**Exercise requirements**
Among the lines below, count those with "icon". Give only the number.

(Component data from apps and pages)
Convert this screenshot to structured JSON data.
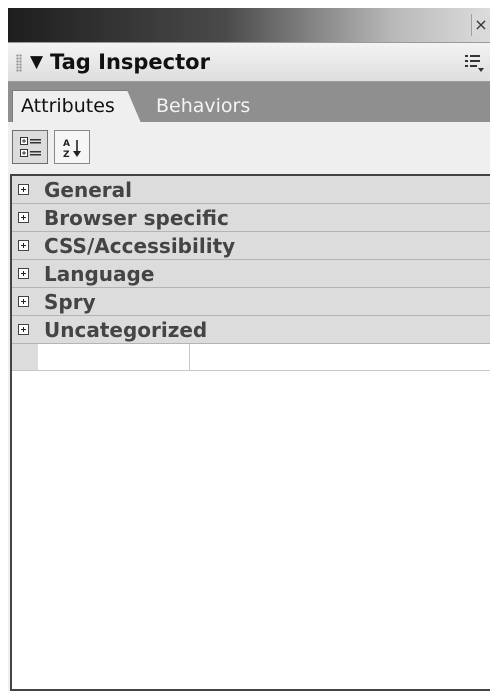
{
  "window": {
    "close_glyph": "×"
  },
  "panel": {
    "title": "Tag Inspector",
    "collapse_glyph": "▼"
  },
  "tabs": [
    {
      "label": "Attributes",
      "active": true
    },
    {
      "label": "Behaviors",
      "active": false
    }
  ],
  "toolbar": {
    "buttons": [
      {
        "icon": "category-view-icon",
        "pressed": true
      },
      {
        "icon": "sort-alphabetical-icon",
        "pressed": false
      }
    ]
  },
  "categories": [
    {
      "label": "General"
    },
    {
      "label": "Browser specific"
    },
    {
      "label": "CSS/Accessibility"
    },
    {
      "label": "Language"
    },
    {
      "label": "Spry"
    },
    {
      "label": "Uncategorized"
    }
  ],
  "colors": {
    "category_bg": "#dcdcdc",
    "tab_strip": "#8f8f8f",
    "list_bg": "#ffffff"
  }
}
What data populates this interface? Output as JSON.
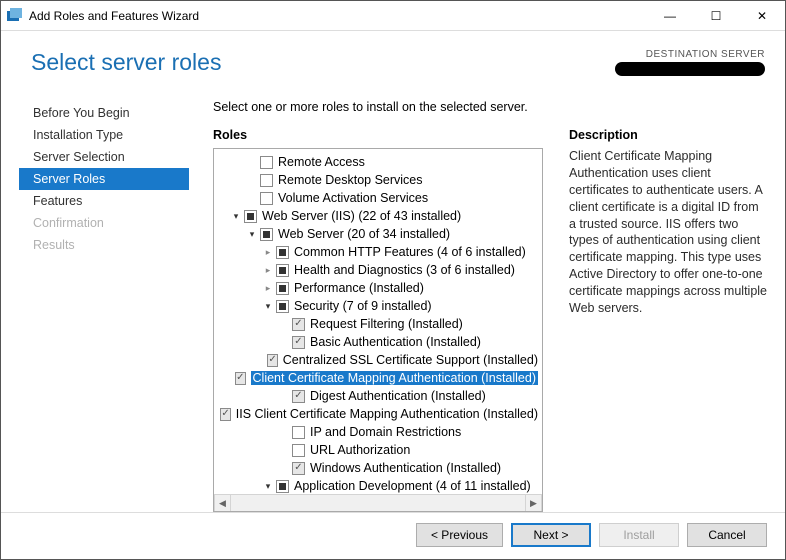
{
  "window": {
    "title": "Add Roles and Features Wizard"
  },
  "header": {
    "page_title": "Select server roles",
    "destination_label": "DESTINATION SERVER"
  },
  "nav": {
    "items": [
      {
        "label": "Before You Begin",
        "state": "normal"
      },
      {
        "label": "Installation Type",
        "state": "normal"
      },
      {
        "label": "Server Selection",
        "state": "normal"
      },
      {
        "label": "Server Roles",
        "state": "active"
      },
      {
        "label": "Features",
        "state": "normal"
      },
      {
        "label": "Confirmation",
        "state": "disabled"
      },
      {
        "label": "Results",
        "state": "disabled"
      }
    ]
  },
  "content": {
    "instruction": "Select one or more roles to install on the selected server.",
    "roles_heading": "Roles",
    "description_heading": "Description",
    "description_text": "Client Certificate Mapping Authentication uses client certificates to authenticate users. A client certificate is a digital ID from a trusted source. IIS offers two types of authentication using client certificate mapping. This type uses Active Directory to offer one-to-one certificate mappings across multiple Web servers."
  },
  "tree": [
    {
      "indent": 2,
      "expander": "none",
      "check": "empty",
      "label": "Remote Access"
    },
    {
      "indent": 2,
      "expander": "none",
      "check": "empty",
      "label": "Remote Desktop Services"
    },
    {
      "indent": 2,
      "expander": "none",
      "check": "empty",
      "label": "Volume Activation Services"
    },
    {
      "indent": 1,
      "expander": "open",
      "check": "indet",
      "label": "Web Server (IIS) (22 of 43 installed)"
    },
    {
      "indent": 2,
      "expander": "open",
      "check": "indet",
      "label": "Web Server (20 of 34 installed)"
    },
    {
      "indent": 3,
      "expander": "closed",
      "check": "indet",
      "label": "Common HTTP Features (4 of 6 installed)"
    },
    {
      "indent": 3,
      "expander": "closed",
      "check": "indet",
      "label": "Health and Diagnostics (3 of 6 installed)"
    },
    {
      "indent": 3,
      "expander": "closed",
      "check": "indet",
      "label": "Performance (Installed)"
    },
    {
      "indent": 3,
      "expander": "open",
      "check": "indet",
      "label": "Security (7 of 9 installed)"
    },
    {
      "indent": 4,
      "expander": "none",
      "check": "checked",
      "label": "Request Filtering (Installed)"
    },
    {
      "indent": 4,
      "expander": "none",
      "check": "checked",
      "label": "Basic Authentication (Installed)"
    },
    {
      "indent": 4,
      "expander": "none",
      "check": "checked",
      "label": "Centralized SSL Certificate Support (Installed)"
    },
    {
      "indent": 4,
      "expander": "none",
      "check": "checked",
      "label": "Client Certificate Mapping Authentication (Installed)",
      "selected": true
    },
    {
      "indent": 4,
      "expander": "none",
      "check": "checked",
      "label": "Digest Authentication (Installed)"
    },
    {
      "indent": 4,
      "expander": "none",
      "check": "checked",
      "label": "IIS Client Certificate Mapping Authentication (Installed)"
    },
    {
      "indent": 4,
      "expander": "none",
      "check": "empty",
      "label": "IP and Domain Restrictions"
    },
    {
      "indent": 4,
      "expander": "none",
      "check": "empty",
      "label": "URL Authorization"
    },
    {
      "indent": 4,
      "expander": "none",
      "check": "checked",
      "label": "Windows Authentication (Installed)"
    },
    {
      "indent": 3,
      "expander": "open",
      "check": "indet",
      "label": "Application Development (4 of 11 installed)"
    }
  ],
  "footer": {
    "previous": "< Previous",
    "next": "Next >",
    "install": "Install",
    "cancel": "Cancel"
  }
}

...

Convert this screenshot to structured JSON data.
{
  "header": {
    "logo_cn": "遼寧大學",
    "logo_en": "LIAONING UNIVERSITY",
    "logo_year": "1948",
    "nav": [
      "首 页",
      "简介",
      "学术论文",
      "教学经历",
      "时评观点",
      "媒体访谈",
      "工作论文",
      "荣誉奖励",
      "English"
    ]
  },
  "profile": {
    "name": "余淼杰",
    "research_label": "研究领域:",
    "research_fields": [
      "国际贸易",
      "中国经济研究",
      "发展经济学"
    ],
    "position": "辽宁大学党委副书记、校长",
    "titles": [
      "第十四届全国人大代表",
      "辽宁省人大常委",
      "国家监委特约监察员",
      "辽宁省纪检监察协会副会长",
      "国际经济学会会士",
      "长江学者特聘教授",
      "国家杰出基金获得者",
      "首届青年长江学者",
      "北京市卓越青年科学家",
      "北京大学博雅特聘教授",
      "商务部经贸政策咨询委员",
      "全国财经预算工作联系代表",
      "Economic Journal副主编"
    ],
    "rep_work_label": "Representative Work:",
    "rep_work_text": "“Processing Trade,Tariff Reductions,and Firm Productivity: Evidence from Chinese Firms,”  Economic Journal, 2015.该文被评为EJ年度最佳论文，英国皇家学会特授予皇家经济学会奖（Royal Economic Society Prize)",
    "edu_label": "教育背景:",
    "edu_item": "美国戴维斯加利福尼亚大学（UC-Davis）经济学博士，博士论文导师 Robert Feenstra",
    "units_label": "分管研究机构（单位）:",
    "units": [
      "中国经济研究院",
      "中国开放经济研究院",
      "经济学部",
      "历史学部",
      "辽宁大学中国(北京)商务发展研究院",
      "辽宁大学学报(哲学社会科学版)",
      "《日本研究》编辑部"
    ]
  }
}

**Problem solution**
2